Question: Going beyond representational figure painting to achieve a personal view. How much does your process, including the layering playing into that?
Since I began working this way several years ago, I can safely say now that
my process is one third of the equation. It starts with the initial inspiration,
be it the model or the composition, and continues with my response to her.
Then the true dialogue begins with the actual paint; building upon this
structural start and surrendering to it in many ways. ‘Surrender’ being a
place of discernment, of active looking in present time, instead of future
hoped for result. It takes a fair amount of courage.
The layers have taken on the role of referencing life, in a way. Each one has something different to add to the whole, just as life has many experiences
that make us who we are. I have learned to respect each layer of painting to do just that, contributing something to the depth of the piece, primarily because of the element of time inherent in each layer.
When I work alla prima, the focus is about speed, accuracy and putting my foundational experience to use. This too is valuable. However, combining those skills with a multi-layered piece brings a new awareness for me, a greater focus than I ever thought possible. It gives me time to become objective. To see the marks as an integral part of the process, yet separate from my mind’s control. There is time to turn the piece this way and that. To pick up a new tool and manipulate a mark. Time to step away, come back with fresh eyes and perhaps reinvent its course.
This process is far from linear. Each layer can look completely different
from the previous, completely different from my starting point. The image
often comes and goes. The environment is undefined. I will often spend
hours building the likeness, only to destroy it at another stage because it
seems contrived and too controlled. Often times, I don’t know what I am
doing, thinking I should have become someone’s terrible secretary instead.
Those moments of doubt are always there. Something I never expected after
all these years of painting, but I’ve learned to appreciate them. I’ve learned
to trust them to take me further along a new more interesting road. One not
necessarily based on experience.
Emotions become encrusted in each painting and I can’t help but think they
need to be. How do I remove them after all? Humans are emotional. If one
day I am pissed off at how it’s going and slash my way around the canvas,
why not keep that and have it be the starting point on a new day, where
perhaps the anger has dissipated into compassion?
It can be a very personal experience, at its best. 20 people can paint the same model, take up the same tools, methods, colors, even words to describe
what is unfolding…and yet- if they are true to themselves first- they will all be
This is the beauty of all art really. Working indirectly simply allows us the

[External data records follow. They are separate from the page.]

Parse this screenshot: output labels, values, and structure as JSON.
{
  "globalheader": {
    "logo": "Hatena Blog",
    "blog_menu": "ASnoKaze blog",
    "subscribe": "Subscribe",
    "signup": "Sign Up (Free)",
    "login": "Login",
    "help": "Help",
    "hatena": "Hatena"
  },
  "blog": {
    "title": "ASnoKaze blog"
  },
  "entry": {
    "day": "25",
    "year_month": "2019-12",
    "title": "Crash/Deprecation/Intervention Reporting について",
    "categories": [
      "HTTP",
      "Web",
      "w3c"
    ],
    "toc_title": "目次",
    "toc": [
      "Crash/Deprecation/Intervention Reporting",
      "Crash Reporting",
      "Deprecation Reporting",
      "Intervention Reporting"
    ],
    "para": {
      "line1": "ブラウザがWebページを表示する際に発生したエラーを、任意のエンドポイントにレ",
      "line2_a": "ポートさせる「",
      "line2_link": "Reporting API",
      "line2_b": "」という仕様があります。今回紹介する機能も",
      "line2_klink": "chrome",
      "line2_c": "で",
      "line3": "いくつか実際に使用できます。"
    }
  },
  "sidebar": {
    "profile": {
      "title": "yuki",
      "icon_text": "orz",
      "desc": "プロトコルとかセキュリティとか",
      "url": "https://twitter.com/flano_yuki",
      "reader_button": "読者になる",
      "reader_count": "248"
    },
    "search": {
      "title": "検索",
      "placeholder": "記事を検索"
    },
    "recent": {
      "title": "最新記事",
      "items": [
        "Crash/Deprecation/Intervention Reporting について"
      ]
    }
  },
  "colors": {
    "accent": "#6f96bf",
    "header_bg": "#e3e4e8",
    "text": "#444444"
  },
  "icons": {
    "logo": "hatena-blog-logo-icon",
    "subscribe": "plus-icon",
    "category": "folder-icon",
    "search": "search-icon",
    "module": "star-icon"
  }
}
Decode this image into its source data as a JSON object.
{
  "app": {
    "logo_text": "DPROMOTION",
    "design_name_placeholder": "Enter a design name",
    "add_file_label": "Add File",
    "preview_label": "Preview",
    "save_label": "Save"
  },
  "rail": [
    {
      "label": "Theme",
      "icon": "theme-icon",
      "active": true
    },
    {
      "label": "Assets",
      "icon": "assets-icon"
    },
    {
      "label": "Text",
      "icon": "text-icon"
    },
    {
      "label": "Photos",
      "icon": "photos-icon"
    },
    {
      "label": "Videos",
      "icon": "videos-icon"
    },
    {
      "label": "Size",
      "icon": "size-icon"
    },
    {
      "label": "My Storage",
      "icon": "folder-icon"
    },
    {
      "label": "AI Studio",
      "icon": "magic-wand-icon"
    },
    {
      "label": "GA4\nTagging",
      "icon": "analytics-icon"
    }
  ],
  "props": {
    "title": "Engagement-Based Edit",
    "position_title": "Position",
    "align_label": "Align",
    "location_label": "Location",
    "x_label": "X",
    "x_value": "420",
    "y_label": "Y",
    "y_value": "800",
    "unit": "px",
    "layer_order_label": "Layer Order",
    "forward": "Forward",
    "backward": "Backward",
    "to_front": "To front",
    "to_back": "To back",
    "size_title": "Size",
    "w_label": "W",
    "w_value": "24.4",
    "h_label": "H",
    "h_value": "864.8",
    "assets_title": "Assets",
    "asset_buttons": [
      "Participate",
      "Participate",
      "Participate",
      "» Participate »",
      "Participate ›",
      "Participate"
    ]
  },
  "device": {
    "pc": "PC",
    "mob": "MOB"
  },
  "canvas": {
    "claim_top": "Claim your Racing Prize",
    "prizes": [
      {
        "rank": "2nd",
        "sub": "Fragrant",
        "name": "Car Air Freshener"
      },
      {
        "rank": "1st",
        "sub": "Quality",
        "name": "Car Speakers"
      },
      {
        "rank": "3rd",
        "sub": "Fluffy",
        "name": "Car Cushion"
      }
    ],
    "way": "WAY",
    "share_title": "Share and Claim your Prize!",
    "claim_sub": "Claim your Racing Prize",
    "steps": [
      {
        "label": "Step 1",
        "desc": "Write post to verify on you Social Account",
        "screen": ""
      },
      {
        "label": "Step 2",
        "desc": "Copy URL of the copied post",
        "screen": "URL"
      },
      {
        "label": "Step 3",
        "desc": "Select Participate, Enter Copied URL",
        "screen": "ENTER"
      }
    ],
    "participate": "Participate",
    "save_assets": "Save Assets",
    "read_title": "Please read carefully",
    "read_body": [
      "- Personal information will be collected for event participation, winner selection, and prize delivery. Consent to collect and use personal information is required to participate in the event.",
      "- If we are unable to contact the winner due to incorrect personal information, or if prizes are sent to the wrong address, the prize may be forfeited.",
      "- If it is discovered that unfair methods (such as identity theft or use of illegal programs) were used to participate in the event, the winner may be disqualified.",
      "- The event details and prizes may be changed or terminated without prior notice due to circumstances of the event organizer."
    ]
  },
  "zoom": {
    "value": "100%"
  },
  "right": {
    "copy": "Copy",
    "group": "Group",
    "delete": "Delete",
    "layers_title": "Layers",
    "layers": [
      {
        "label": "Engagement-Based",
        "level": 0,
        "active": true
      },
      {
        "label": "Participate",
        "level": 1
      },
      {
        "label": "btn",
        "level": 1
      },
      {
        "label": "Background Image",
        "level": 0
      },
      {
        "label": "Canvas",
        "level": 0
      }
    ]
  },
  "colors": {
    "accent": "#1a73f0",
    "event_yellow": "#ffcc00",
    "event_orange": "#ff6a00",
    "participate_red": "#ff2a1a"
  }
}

time to change more often in a single piece. To allow our human touch to
tangibly transform our vision to more than we ever expected it to. If we let
Here’s a short film about Stanka’s process.
Stanka Kordic ©2016
Visit Stanka’s website to see more of her captivating work.